[Assignment] A line belongs in the answer only if it contains the word "last"; copy every such line from the listing below.
——
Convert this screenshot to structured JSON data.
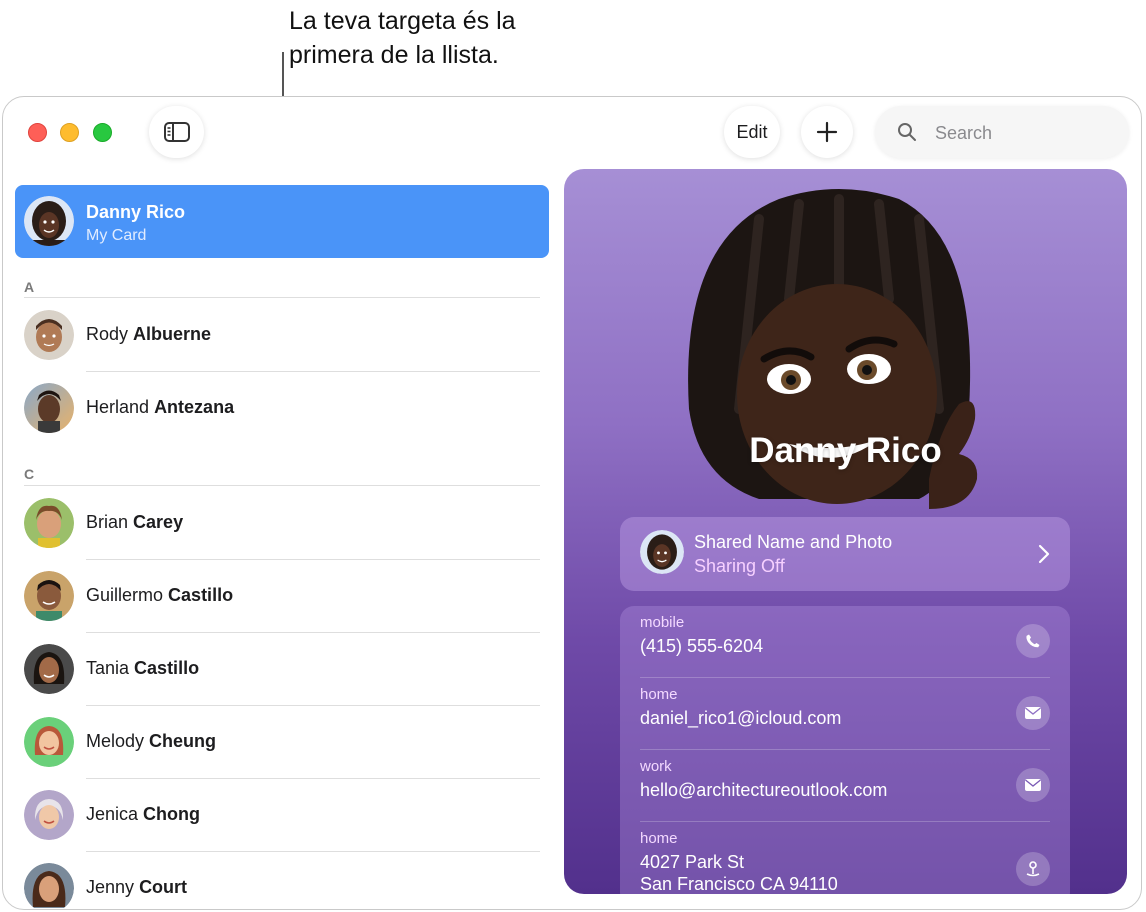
{
  "callout": {
    "line1": "La teva targeta és la",
    "line2": "primera de la llista."
  },
  "toolbar": {
    "sidebar_icon": "sidebar-toggle-icon",
    "edit_label": "Edit",
    "add_icon": "plus-icon",
    "search_placeholder": "Search"
  },
  "my_card": {
    "name": "Danny Rico",
    "subtitle": "My Card"
  },
  "sections": [
    {
      "letter": "A",
      "contacts": [
        {
          "first": "Rody",
          "last": "Albuerne"
        },
        {
          "first": "Herland",
          "last": "Antezana"
        }
      ]
    },
    {
      "letter": "C",
      "contacts": [
        {
          "first": "Brian",
          "last": "Carey"
        },
        {
          "first": "Guillermo",
          "last": "Castillo"
        },
        {
          "first": "Tania",
          "last": "Castillo"
        },
        {
          "first": "Melody",
          "last": "Cheung"
        },
        {
          "first": "Jenica",
          "last": "Chong"
        },
        {
          "first": "Jenny",
          "last": "Court"
        }
      ]
    }
  ],
  "detail": {
    "name": "Danny Rico",
    "shared": {
      "title": "Shared Name and Photo",
      "status": "Sharing Off"
    },
    "fields": [
      {
        "label": "mobile",
        "value": "(415) 555-6204",
        "action_icon": "phone-icon"
      },
      {
        "label": "home",
        "value": "daniel_rico1@icloud.com",
        "action_icon": "mail-icon"
      },
      {
        "label": "work",
        "value": "hello@architectureoutlook.com",
        "action_icon": "mail-icon"
      },
      {
        "label": "home",
        "value": "4027 Park St",
        "value2": "San Francisco CA 94110",
        "action_icon": "map-pin-icon"
      }
    ]
  },
  "colors": {
    "selection": "#4a94f8",
    "detail_top": "#a68fd5",
    "detail_bottom": "#52308c"
  }
}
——
[Task output]
          "last": "Albuerne"
          "last": "Antezana"
          "last": "Carey"
          "last": "Castillo"
          "last": "Castillo"
          "last": "Cheung"
          "last": "Chong"
          "last": "Court"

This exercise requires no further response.